> [App and web page records]:

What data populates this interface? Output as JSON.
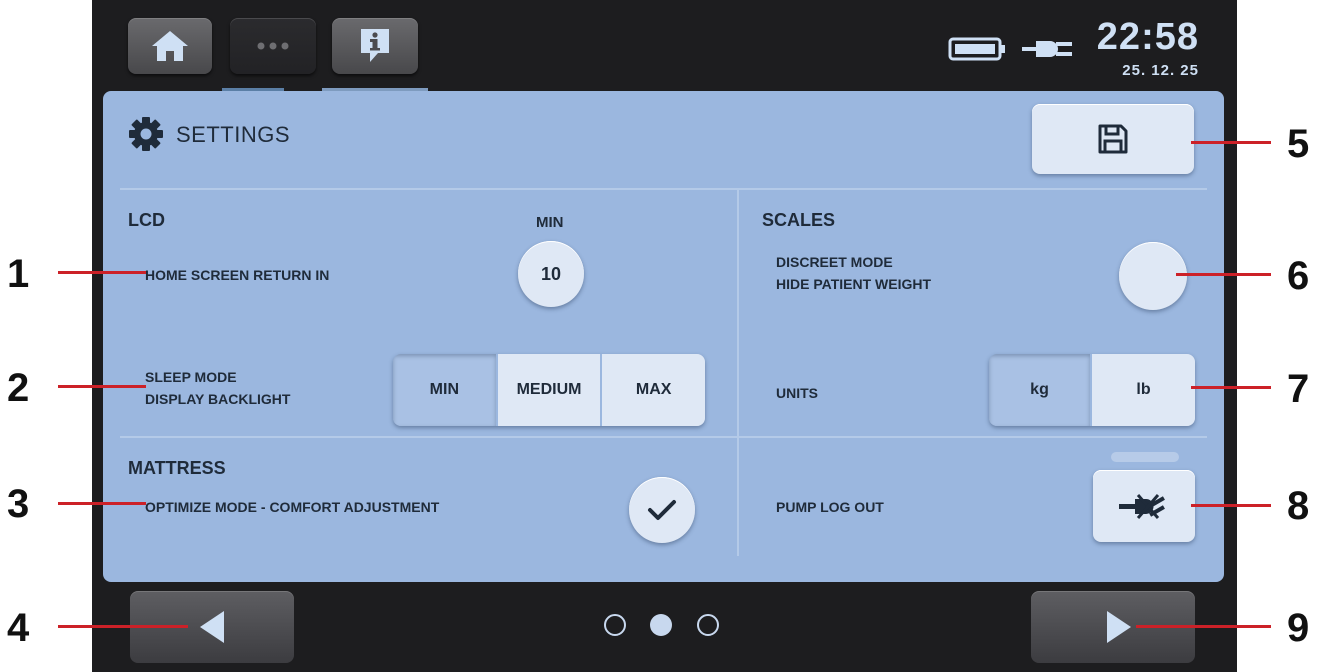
{
  "status_bar": {
    "time": "22:58",
    "date": "25. 12. 25"
  },
  "panel": {
    "title": "SETTINGS",
    "lcd": {
      "heading": "LCD",
      "unit_label": "MIN",
      "home_return_label": "HOME SCREEN RETURN IN",
      "home_return_value": "10",
      "sleep_label_line1": "SLEEP MODE",
      "sleep_label_line2": "DISPLAY BACKLIGHT",
      "backlight_options": [
        "MIN",
        "MEDIUM",
        "MAX"
      ],
      "backlight_selected": "MIN"
    },
    "scales": {
      "heading": "SCALES",
      "discreet_line1": "DISCREET MODE",
      "discreet_line2": "HIDE PATIENT WEIGHT",
      "units_label": "UNITS",
      "unit_options": [
        "kg",
        "lb"
      ],
      "unit_selected": "kg"
    },
    "mattress": {
      "heading": "MATTRESS",
      "optimize_label": "OPTIMIZE MODE - COMFORT ADJUSTMENT",
      "optimize_checked": true
    },
    "pump": {
      "logout_label": "PUMP LOG OUT"
    }
  },
  "pagination": {
    "pages": 3,
    "current": 2
  },
  "callouts": [
    "1",
    "2",
    "3",
    "4",
    "5",
    "6",
    "7",
    "8",
    "9"
  ],
  "colors": {
    "panel": "#9bb7df",
    "button": "#dfe8f5",
    "selected": "#a9c1e4",
    "callout_red": "#cc2128",
    "status_text": "#cfe0f4"
  },
  "icons": {
    "home": "home-icon",
    "more": "more-dots-icon",
    "info": "info-icon",
    "battery": "battery-icon",
    "plug": "power-plug-icon",
    "settings": "gear-icon",
    "save": "floppy-disk-icon",
    "check": "check-icon",
    "pump_logout": "pump-logout-icon",
    "prev": "left-arrow-icon",
    "next": "right-arrow-icon"
  }
}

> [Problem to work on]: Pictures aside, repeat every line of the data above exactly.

> [Written answer]:
What data populates this interface? Output as JSON.
{
  "status_bar": {
    "time": "22:58",
    "date": "25. 12. 25"
  },
  "panel": {
    "title": "SETTINGS",
    "lcd": {
      "heading": "LCD",
      "unit_label": "MIN",
      "home_return_label": "HOME SCREEN RETURN IN",
      "home_return_value": "10",
      "sleep_label_line1": "SLEEP MODE",
      "sleep_label_line2": "DISPLAY BACKLIGHT",
      "backlight_options": [
        "MIN",
        "MEDIUM",
        "MAX"
      ],
      "backlight_selected": "MIN"
    },
    "scales": {
      "heading": "SCALES",
      "discreet_line1": "DISCREET MODE",
      "discreet_line2": "HIDE PATIENT WEIGHT",
      "units_label": "UNITS",
      "unit_options": [
        "kg",
        "lb"
      ],
      "unit_selected": "kg"
    },
    "mattress": {
      "heading": "MATTRESS",
      "optimize_label": "OPTIMIZE MODE - COMFORT ADJUSTMENT",
      "optimize_checked": true
    },
    "pump": {
      "logout_label": "PUMP LOG OUT"
    }
  },
  "pagination": {
    "pages": 3,
    "current": 2
  },
  "callouts": [
    "1",
    "2",
    "3",
    "4",
    "5",
    "6",
    "7",
    "8",
    "9"
  ],
  "colors": {
    "panel": "#9bb7df",
    "button": "#dfe8f5",
    "selected": "#a9c1e4",
    "callout_red": "#cc2128",
    "status_text": "#cfe0f4"
  },
  "icons": {
    "home": "home-icon",
    "more": "more-dots-icon",
    "info": "info-icon",
    "battery": "battery-icon",
    "plug": "power-plug-icon",
    "settings": "gear-icon",
    "save": "floppy-disk-icon",
    "check": "check-icon",
    "pump_logout": "pump-logout-icon",
    "prev": "left-arrow-icon",
    "next": "right-arrow-icon"
  }
}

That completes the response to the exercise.